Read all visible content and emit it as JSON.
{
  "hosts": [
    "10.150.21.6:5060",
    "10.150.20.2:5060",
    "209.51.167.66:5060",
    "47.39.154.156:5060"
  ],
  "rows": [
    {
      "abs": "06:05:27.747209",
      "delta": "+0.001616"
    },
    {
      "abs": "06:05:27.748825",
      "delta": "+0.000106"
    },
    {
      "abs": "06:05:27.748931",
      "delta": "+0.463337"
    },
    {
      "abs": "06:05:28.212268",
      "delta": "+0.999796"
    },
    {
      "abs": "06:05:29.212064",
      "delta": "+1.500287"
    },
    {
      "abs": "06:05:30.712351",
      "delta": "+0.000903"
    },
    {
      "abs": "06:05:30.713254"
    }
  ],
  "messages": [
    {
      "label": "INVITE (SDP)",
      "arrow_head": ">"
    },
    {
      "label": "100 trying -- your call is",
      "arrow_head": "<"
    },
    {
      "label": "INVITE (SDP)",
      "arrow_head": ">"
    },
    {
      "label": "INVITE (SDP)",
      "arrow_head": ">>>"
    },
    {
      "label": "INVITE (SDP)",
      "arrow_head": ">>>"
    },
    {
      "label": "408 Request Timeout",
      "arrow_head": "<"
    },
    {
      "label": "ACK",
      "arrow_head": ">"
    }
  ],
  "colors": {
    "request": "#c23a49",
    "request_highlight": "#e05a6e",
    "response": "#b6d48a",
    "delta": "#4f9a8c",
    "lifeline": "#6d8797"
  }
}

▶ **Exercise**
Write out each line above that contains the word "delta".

▶ **Exercise solution**
      "delta": "+0.001616"
      "delta": "+0.000106"
      "delta": "+0.463337"
      "delta": "+0.999796"
      "delta": "+1.500287"
      "delta": "+0.000903"
    "delta": "#4f9a8c",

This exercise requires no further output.